From group evacuations, to moving corporate or government decision makers and technical specialists, Business Aviation (BA) is seeing a major bump from the fears of a global COVID-19 pandemic. Business aviation is once again showing the important logistical role it plays in Canada. But a new restrictive BA reservation system at Toronto Pearson International Airport and a long-term goal of squeezing out short-notice, small aircraft movements from Pearson could put this in jeopardy. The new airport in Pickering, although designed primarily for passenger jets, will play an important role providing the new capacity needed to support both Business and General Aviation (GA).
The latest GTAA master plan clearly intends to reduce short-haul flights and business jet movements to free up capacity for larger passenger jets. Pickering Airport will be part of the solution by picking up both the short haul movements squeezed out of Pearson as well as up to half of its business jet activity. General aviation will also benefit. This sector is an often misunderstood but critically important part of the Canadian aviation ecosystem. From low-end piston engine aircraft to fire-breathing special use turbine bush planes, GA connects the back-of-beyond Ontario to the heart of Toronto.
Today GA has mostly been squeezed out of Pearson by high costs and lack of capacity, but special use aviation remains. This includes police and air ambulance aircraft that enhance the safety, health and security, for us all. This will shift in part to Pickering. Advanced flight training is also expected take place at the new Pickering Airport.
Time is of the essence for business jets and turboprops since their goal is to move high-value technical, business and government leadership on short notice to the locations needed in a timely fashion. Up to now this role has been provided by flight operations based mostly at Pearson airport, but capacity constraints at Pearson have forced the introduction in 2019 of one of North America’s most draconian BA flight reservation systems.

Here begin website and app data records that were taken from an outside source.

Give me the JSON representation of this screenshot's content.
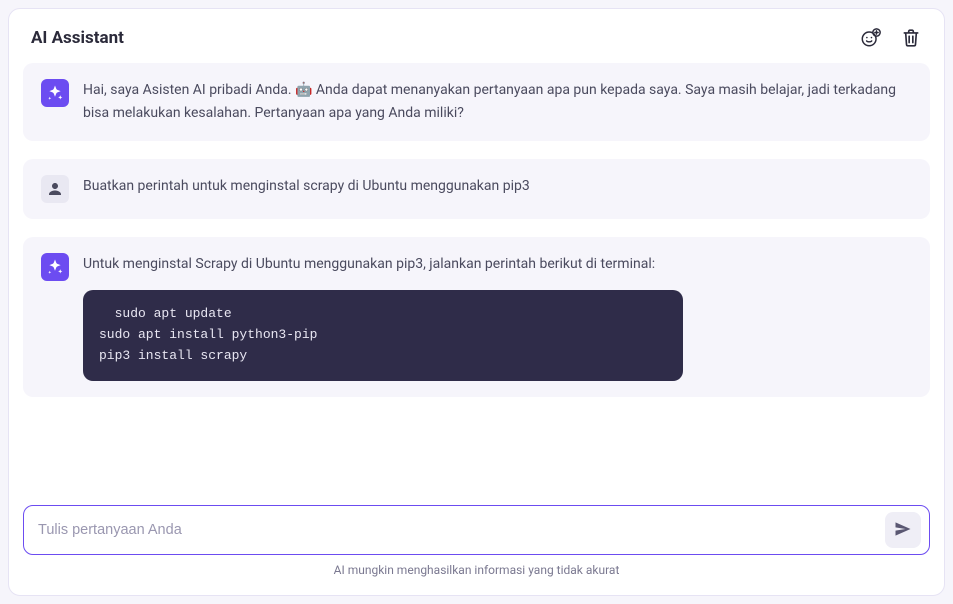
{
  "header": {
    "title": "AI Assistant"
  },
  "messages": [
    {
      "role": "ai",
      "text": "Hai, saya Asisten AI pribadi Anda. 🤖 Anda dapat menanyakan pertanyaan apa pun kepada saya. Saya masih belajar, jadi terkadang bisa melakukan kesalahan. Pertanyaan apa yang Anda miliki?"
    },
    {
      "role": "user",
      "text": "Buatkan perintah untuk menginstal scrapy di Ubuntu menggunakan pip3"
    },
    {
      "role": "ai",
      "text": "Untuk menginstal Scrapy di Ubuntu menggunakan pip3, jalankan perintah berikut di terminal:",
      "code": "  sudo apt update\nsudo apt install python3-pip\npip3 install scrapy"
    }
  ],
  "input": {
    "placeholder": "Tulis pertanyaan Anda",
    "value": ""
  },
  "disclaimer": "AI mungkin menghasilkan informasi yang tidak akurat"
}
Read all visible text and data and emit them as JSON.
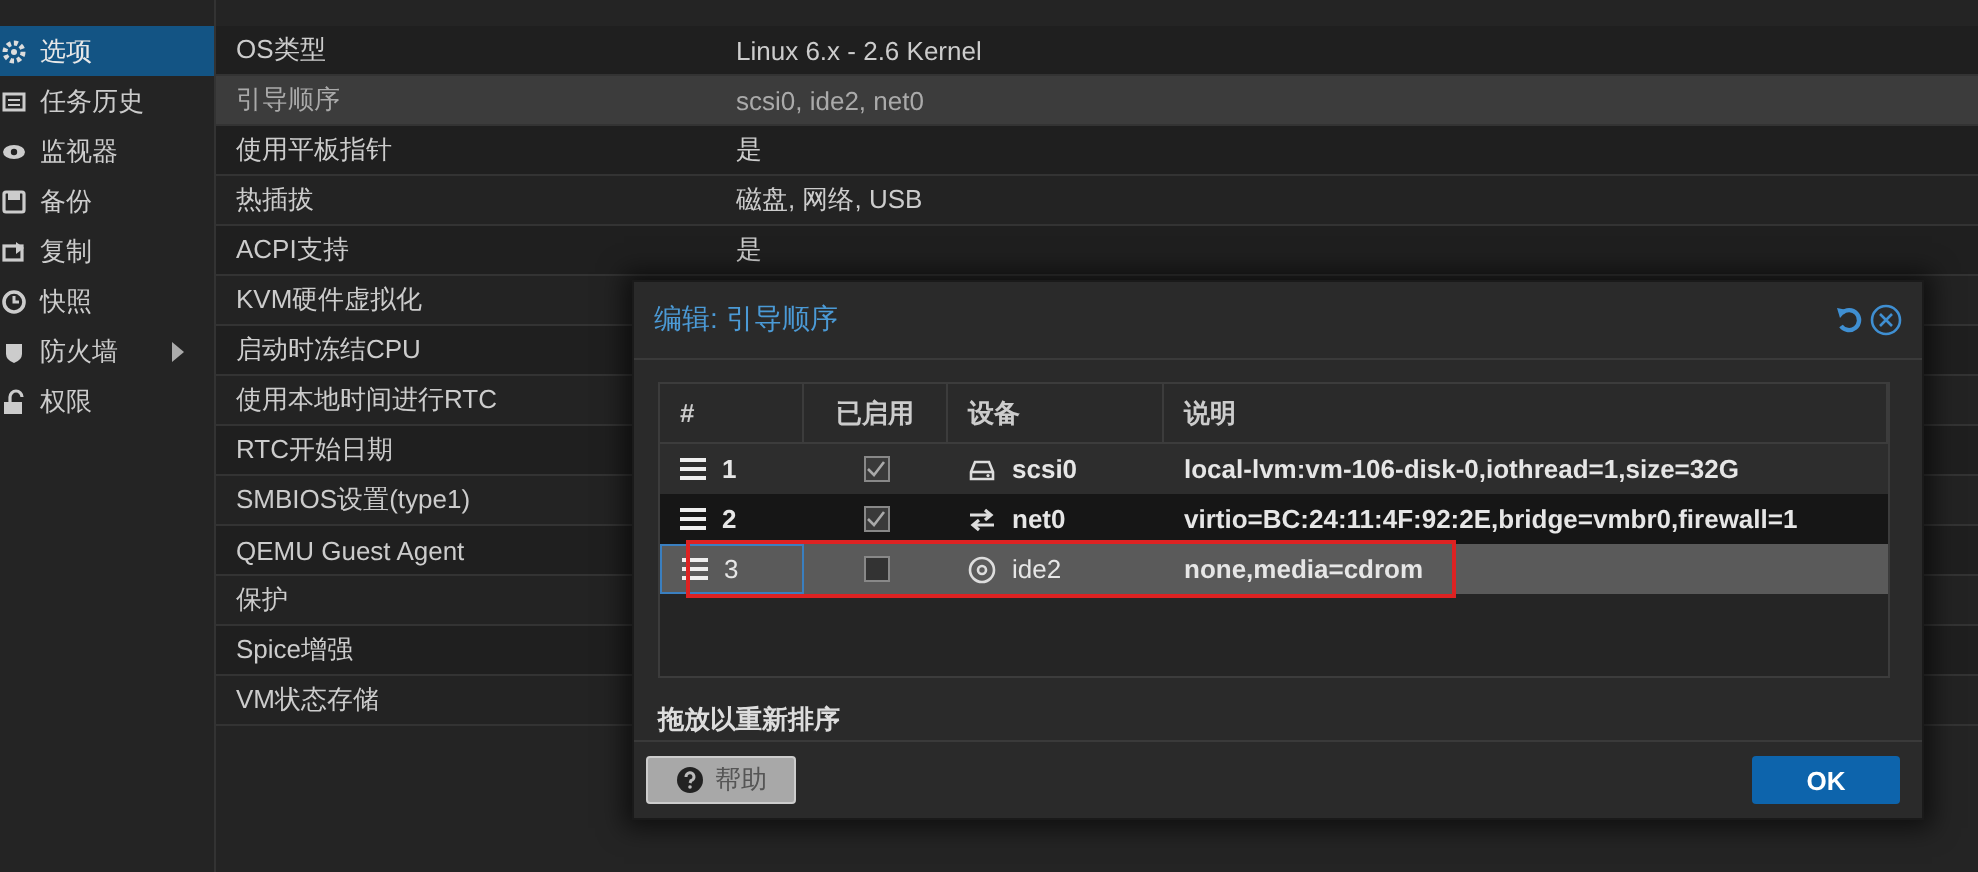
{
  "sidebar": {
    "items": [
      {
        "label": "选项",
        "selected": true,
        "expandable": false
      },
      {
        "label": "任务历史",
        "selected": false,
        "expandable": false
      },
      {
        "label": "监视器",
        "selected": false,
        "expandable": false
      },
      {
        "label": "备份",
        "selected": false,
        "expandable": false
      },
      {
        "label": "复制",
        "selected": false,
        "expandable": false
      },
      {
        "label": "快照",
        "selected": false,
        "expandable": false
      },
      {
        "label": "防火墙",
        "selected": false,
        "expandable": true
      },
      {
        "label": "权限",
        "selected": false,
        "expandable": false
      }
    ]
  },
  "options": {
    "rows": [
      {
        "name": "OS类型",
        "value": "Linux 6.x - 2.6 Kernel",
        "selected": false
      },
      {
        "name": "引导顺序",
        "value": "scsi0, ide2, net0",
        "selected": true
      },
      {
        "name": "使用平板指针",
        "value": "是",
        "selected": false
      },
      {
        "name": "热插拔",
        "value": "磁盘, 网络, USB",
        "selected": false
      },
      {
        "name": "ACPI支持",
        "value": "是",
        "selected": false
      },
      {
        "name": "KVM硬件虚拟化",
        "selected": false
      },
      {
        "name": "启动时冻结CPU",
        "selected": false
      },
      {
        "name": "使用本地时间进行RTC",
        "selected": false
      },
      {
        "name": "RTC开始日期",
        "selected": false
      },
      {
        "name": "SMBIOS设置(type1)",
        "selected": false
      },
      {
        "name": "QEMU Guest Agent",
        "selected": false
      },
      {
        "name": "保护",
        "selected": false
      },
      {
        "name": "Spice增强",
        "selected": false
      },
      {
        "name": "VM状态存储",
        "selected": false
      }
    ]
  },
  "dialog": {
    "title": "编辑: 引导顺序",
    "columns": [
      "#",
      "已启用",
      "设备",
      "说明"
    ],
    "rows": [
      {
        "number": "1",
        "enabled": true,
        "kind": "disk",
        "device": "scsi0",
        "description": "local-lvm:vm-106-disk-0,iothread=1,size=32G",
        "selected": false
      },
      {
        "number": "2",
        "enabled": true,
        "kind": "network",
        "device": "net0",
        "description": "virtio=BC:24:11:4F:92:2E,bridge=vmbr0,firewall=1",
        "selected": false
      },
      {
        "number": "3",
        "enabled": false,
        "kind": "cdrom",
        "device": "ide2",
        "description": "none,media=cdrom",
        "selected": true
      }
    ],
    "hint": "拖放以重新排序",
    "help_button": "帮助",
    "ok_button": "OK"
  }
}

Pearson now requires reservation for both GA and Business jet traffic. Reservations can be made days in advance but they can,and do, refuse landing rights for a requested date or time. Just being authorized to use the reservation system can take seven days. Even if granted, a small jet can spend up to an hour or more on the ground before taking off on a flight to Pearson, due to a traffic restriction system called flow Control. This makes Business jet traffic between other busy airports and Pearson especially problematic and makes arrival times and fuel loads unpredictable. The FBOs (Fixed Base Operators) that support BA at Pearson are world-class service providers and can secure a reservation for a fee but have no influence on flow control. Today Pearson is one of the most expensive airports in North America for a Business jet to use.
The importance of BA as a competitive tool is well established. Companies that use Corporate aircraft to transport key business and technical personnel outperform nonusers by 70% according to the CBAA (Canadian Business Aviation Association). Pickering Airport will have the capacity to fill this demand and will follow the models in use at other major Canadian and US airports. At Pickering a pilot will simply file a flight plan choosing the arrival time that he would like and after landing have a choice of parking at several competing FBOs. Due to this advantage, Pickering is expected to become the preeminent business airport for the Toronto region. Diverting smaller aircraft to Pickering will also improve Pearson’s traffic flow and improve its passenger jet capacity.
Among the first users of Pickering Airport will be the BA and GA communities. It is important to listen to their needs and to set aside the space for general aviation. This should include a GA ramp, space for hangars and providing a competitive environment for support businesses.